Colostrum is a thick, viscous, yellowish fluid with a brackish taste and characteristic odor. It differs from milk in its greater acidity, its higher content of dry matter (especially proteins— mainly albumins and globulins—and fats, minerals, and vitamins), and its lower content of sugar. In kind and combination of nutrients, colostrum is an indispensable food for newborns. It contains a large quantity of immune bodies and antitoxins, which protect the infant from the effects of pathogenic bacteria. In addition, it is a laxative and stimulates the normal activity of the digestive tract. In general, it helps the newborn adapt to extrauterine existence. Animal colostrum is not suitable for industrial processing; it clots quickly upon pasteurization and imparts an unpleasant flavor and poor storage potential to food products containing it. Human colostrum approaches the composition of normal milk by the third day or the end of the first week after labor; animal colostrum, after seven to ten days.

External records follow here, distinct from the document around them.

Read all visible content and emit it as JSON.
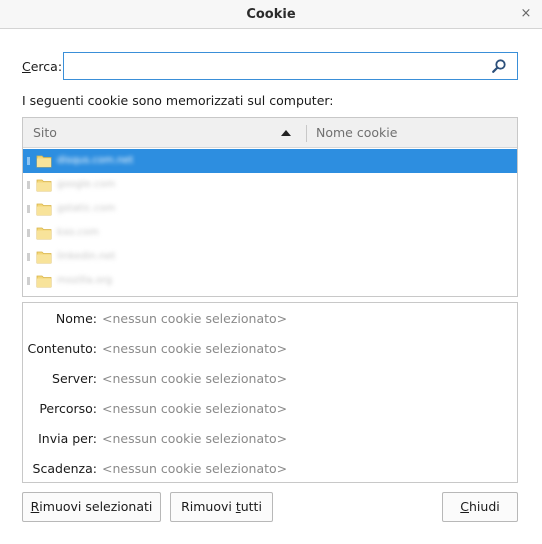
{
  "window": {
    "title": "Cookie",
    "close_glyph": "×"
  },
  "search": {
    "label_first": "C",
    "label_rest": "erca:",
    "value": "",
    "placeholder": "",
    "icon": "search-icon"
  },
  "intro_text": "I seguenti cookie sono memorizzati sul computer:",
  "tree": {
    "columns": {
      "site": "Sito",
      "cookie_name": "Nome cookie"
    },
    "sort": "ascending",
    "rows": [
      {
        "host": "disqus.com.net",
        "selected": true
      },
      {
        "host": "google.com",
        "selected": false
      },
      {
        "host": "gstatic.com",
        "selected": false
      },
      {
        "host": "kxo.com",
        "selected": false
      },
      {
        "host": "linkedin.net",
        "selected": false
      },
      {
        "host": "mozilla.org",
        "selected": false
      }
    ]
  },
  "details": [
    {
      "label": "Nome:",
      "value": "<nessun cookie selezionato>"
    },
    {
      "label": "Contenuto:",
      "value": "<nessun cookie selezionato>"
    },
    {
      "label": "Server:",
      "value": "<nessun cookie selezionato>"
    },
    {
      "label": "Percorso:",
      "value": "<nessun cookie selezionato>"
    },
    {
      "label": "Invia per:",
      "value": "<nessun cookie selezionato>"
    },
    {
      "label": "Scadenza:",
      "value": "<nessun cookie selezionato>"
    }
  ],
  "buttons": {
    "remove_selected": {
      "key": "R",
      "rest": "imuovi selezionati"
    },
    "remove_all": {
      "pre": "Rimuovi ",
      "key": "t",
      "rest": "utti"
    },
    "close": {
      "key": "C",
      "rest": "hiudi"
    }
  },
  "colors": {
    "selection": "#2d8ee0",
    "focus_border": "#3a8fd8",
    "folder": "#f3d77a"
  }
}
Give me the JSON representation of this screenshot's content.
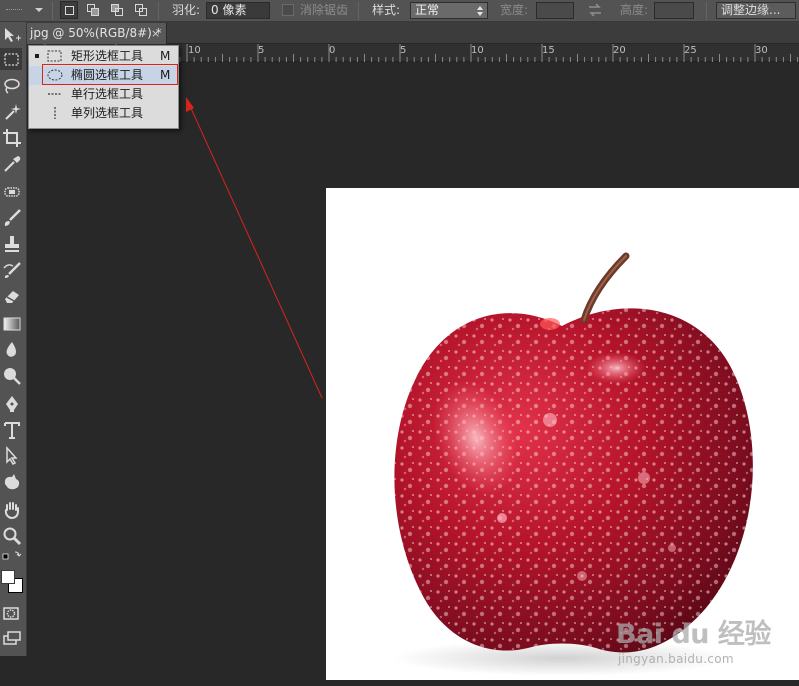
{
  "options_bar": {
    "feather_label": "羽化:",
    "feather_value": "0 像素",
    "antialias_label": "消除锯齿",
    "style_label": "样式:",
    "style_value": "正常",
    "width_label": "宽度:",
    "height_label": "高度:",
    "refine_edge_label": "调整边缘..."
  },
  "document_tab": {
    "title": "jpg @ 50%(RGB/8#) *",
    "close_glyph": "×"
  },
  "ruler": {
    "labels": [
      "10",
      "5",
      "0",
      "5",
      "10",
      "15",
      "20",
      "25",
      "30"
    ]
  },
  "flyout_menu": {
    "items": [
      {
        "label": "矩形选框工具",
        "shortcut": "M",
        "icon": "rect-marquee-icon",
        "current": true
      },
      {
        "label": "椭圆选框工具",
        "shortcut": "M",
        "icon": "ellipse-marquee-icon",
        "current": false,
        "highlighted": true
      },
      {
        "label": "单行选框工具",
        "shortcut": "",
        "icon": "single-row-marquee-icon",
        "current": false
      },
      {
        "label": "单列选框工具",
        "shortcut": "",
        "icon": "single-column-marquee-icon",
        "current": false
      }
    ]
  },
  "tools": [
    "move-tool-icon",
    "marquee-tool-icon",
    "lasso-tool-icon",
    "magic-wand-icon",
    "crop-tool-icon",
    "eyedropper-icon",
    "healing-brush-icon",
    "brush-tool-icon",
    "clone-stamp-icon",
    "history-brush-icon",
    "eraser-icon",
    "gradient-tool-icon",
    "blur-tool-icon",
    "dodge-tool-icon",
    "pen-tool-icon",
    "type-tool-icon",
    "path-selection-icon",
    "shape-tool-icon",
    "hand-tool-icon",
    "zoom-tool-icon"
  ],
  "colors": {
    "annotation_red": "#d9241e",
    "apple_red": "#b5142a",
    "panel_gray": "#535353",
    "canvas_gray": "#282828"
  },
  "watermark": {
    "brand": "Bai du 经验",
    "url": "jingyan.baidu.com"
  }
}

References in periodicals archive ?
For quarter foremilk samples, each teat end was again sanitized with swabs soaked in 70% ethanol and quarter foremilk samples collected aseptically as previously described by National Mastitis Council (1990).
Quarter foremilk samples (0.01 mL) were streaked onto one quadrant of esculin blood agar plate as described by National Mastitis Council (1990).

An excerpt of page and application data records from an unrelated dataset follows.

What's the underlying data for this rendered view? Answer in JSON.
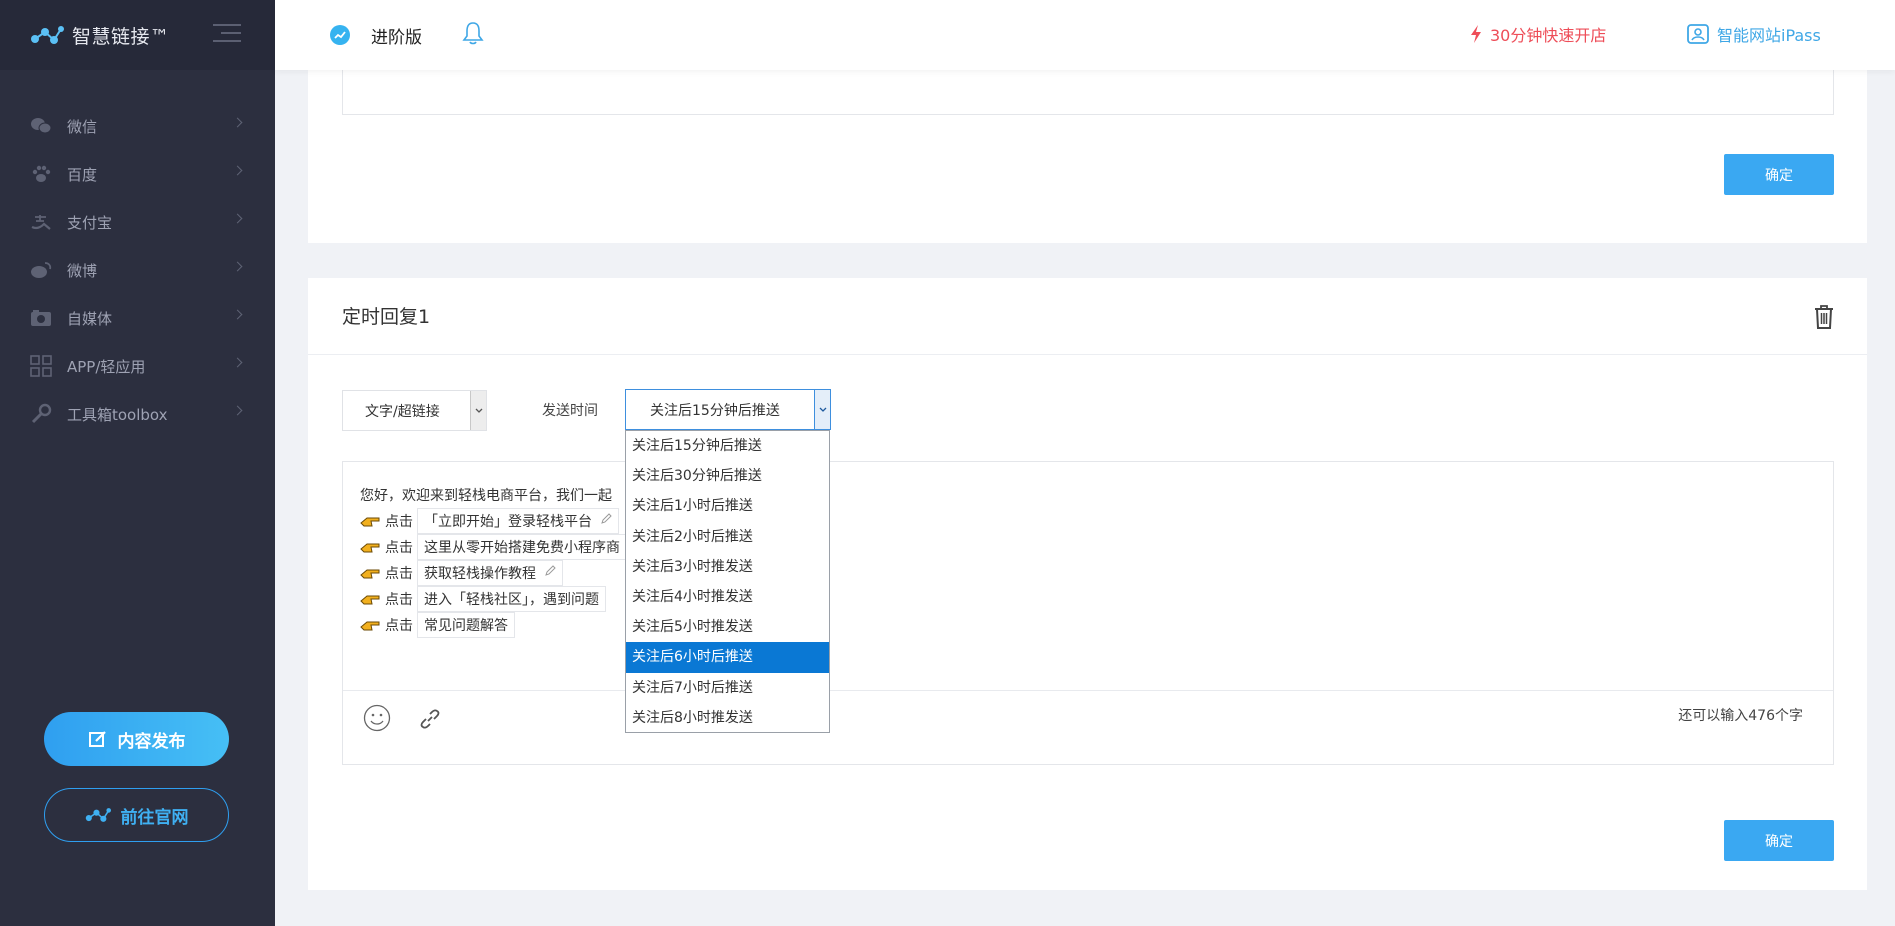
{
  "sidebar": {
    "logo_text": "智慧链接™",
    "items": [
      {
        "label": "微信",
        "icon": "wechat-icon"
      },
      {
        "label": "百度",
        "icon": "paw-icon"
      },
      {
        "label": "支付宝",
        "icon": "alipay-icon"
      },
      {
        "label": "微博",
        "icon": "weibo-icon"
      },
      {
        "label": "自媒体",
        "icon": "camera-icon"
      },
      {
        "label": "APP/轻应用",
        "icon": "app-grid-icon"
      },
      {
        "label": "工具箱toolbox",
        "icon": "wrench-icon"
      }
    ],
    "publish_label": "内容发布",
    "official_label": "前往官网"
  },
  "topbar": {
    "edition_label": "进阶版",
    "quick_open_label": "30分钟快速开店",
    "ipass_label": "智能网站iPass"
  },
  "card1": {
    "confirm_label": "确定"
  },
  "card2": {
    "title": "定时回复1",
    "type_select_value": "文字/超链接",
    "send_time_label": "发送时间",
    "send_time_value": "关注后15分钟后推送",
    "message_intro": "您好，欢迎来到轻栈电商平台，我们一起",
    "message_lines": [
      {
        "prefix": "点击",
        "chip": "「立即开始」登录轻栈平台",
        "pen": true
      },
      {
        "prefix": "点击",
        "chip": "这里从零开始搭建免费小程序商",
        "pen": false
      },
      {
        "prefix": "点击",
        "chip": "获取轻栈操作教程",
        "pen": true
      },
      {
        "prefix": "点击",
        "chip": "进入「轻栈社区」，遇到问题",
        "pen": false
      },
      {
        "prefix": "点击",
        "chip": "常见问题解答",
        "pen": false
      }
    ],
    "remaining_text": "还可以输入476个字",
    "confirm_label": "确定"
  },
  "dropdown": {
    "options": [
      "关注后15分钟后推送",
      "关注后30分钟后推送",
      "关注后1小时后推送",
      "关注后2小时后推送",
      "关注后3小时推发送",
      "关注后4小时推发送",
      "关注后5小时推发送",
      "关注后6小时后推送",
      "关注后7小时后推送",
      "关注后8小时推发送"
    ],
    "selected_index": 7
  },
  "colors": {
    "sidebar_bg": "#2c2f3f",
    "accent": "#3aa8f2",
    "danger": "#ee4d58",
    "selected": "#0a78d4"
  }
}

Determination of Comparative Contemporaneous Association Between Streak and Intramammary Infections in Cows and Buffaloes Contemporaneous association as used in the context of the present study referred to co-occurrence of a specific microorganism in streak canal swab and quarter foremilk sample of a particular teat simultaneously (Muhammad, 1992; Quirk et al., 2012).

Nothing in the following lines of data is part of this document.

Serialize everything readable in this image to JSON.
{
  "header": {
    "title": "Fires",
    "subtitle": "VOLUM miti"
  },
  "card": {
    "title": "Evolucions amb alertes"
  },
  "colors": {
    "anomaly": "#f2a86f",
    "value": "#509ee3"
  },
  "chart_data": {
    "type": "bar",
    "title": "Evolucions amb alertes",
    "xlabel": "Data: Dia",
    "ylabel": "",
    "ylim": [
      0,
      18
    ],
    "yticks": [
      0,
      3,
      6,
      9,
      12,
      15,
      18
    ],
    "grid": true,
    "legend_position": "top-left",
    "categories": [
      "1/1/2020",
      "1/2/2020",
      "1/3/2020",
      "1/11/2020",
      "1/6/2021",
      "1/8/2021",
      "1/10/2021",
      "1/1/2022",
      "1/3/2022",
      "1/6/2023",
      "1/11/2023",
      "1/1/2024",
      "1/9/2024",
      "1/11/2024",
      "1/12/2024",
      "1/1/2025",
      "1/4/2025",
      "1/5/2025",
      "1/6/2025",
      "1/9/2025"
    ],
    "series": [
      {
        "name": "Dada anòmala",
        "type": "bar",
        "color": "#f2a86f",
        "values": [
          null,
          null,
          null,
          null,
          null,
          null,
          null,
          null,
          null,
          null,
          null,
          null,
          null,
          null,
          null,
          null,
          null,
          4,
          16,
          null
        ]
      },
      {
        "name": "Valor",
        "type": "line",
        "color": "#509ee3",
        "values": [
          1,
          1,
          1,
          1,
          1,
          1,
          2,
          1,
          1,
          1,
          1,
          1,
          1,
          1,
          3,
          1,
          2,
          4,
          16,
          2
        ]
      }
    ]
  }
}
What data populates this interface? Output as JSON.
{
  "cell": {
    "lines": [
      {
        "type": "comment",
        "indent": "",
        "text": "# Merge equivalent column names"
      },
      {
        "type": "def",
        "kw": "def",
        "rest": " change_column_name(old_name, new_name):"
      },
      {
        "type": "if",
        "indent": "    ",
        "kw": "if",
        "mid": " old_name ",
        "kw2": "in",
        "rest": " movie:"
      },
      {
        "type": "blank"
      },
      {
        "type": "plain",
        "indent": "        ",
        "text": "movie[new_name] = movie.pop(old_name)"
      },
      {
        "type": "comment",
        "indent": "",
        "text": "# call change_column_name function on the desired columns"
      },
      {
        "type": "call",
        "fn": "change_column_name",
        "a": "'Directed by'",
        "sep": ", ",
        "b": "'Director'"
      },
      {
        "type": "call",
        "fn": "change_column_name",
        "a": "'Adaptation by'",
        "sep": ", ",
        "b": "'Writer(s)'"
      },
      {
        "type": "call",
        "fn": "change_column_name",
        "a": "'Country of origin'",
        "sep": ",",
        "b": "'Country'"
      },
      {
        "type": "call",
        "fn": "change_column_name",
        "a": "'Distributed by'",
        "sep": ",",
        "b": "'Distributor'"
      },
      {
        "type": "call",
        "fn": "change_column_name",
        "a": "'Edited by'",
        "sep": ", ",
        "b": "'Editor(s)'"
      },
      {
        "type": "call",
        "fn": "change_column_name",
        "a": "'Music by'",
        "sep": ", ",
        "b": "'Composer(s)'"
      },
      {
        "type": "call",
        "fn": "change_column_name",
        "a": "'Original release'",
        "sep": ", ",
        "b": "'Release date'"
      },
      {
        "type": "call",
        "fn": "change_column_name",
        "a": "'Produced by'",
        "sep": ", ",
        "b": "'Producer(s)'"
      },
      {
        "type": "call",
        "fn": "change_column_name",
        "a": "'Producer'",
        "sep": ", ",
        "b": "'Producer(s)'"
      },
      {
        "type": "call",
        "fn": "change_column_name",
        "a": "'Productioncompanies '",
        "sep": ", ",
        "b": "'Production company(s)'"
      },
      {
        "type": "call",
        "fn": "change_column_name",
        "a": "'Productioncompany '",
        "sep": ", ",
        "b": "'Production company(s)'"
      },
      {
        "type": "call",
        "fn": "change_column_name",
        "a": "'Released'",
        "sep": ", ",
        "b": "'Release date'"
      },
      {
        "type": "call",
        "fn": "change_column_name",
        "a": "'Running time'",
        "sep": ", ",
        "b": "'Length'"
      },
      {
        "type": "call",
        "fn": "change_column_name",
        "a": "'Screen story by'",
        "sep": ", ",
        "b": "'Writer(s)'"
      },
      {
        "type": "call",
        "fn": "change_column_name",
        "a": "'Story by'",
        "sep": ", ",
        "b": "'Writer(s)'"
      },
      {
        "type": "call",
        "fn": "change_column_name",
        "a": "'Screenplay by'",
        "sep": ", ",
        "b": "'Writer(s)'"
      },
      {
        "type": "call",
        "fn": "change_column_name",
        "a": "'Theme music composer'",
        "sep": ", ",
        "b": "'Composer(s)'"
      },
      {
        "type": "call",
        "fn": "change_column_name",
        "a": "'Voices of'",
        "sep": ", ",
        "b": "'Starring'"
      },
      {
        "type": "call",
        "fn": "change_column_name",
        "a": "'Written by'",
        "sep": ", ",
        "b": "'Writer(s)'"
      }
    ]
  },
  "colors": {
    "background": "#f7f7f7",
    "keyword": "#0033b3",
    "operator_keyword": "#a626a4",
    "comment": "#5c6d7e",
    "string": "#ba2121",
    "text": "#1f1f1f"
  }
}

Of the 80 quarter foremilk samples of 20 cows subjected to microbiological examination, 44 (55%) yielded growth of one or more than one microbial species (Table 2).
Table 2: Comparative prevalence of microorganisms recovered from quarter foremilk samples of cows and dairy buffaloes
Scrutiny of comparative contemporaneous association (defined in the context of the present study as co-occurrence of a microorganism in streak canal swab and quarter foremilk sample) of streak canal organisms with the intramammary organisms in cows and buffaloes revealed that recovery of 44 and 27 isolates, respectively in cows and buffaloes was common to both streak canal swab and quarter foremilk samples (Table 3).
In cows (n=20), a total of 44 isolates belonging to 18 microbial categories were recovered simultaneously from streak canal swab and foremilk quarter samples.
In a comparable number (n = 20) of buffaloes sampled in the present study, 27 isolates of 15 microbial categories recovered from streak canal and quarter foremilk samples showed a contemporaneous association (identity).
(n=1) were recovered simultaneously from streak canal and quarter foremilk samples of 20 buffaloes.
aureus was the most frequent isolate recovered from quarter foremilk samples of cows accounting for 25.49% (n=13) of the total isolates (n=51) recovered from 80 quarter foremilk samples.
aureus was the most frequent isolate recovered from 80 foremilk quarters samples of each of cows and buffaloes.
Here, it is not only difficult to see what the first milk is like, but once these same hands, towels, or stanchion beds come into contact with contaminated foremilk, they can actually transmit bacteria to other animals during the milking process.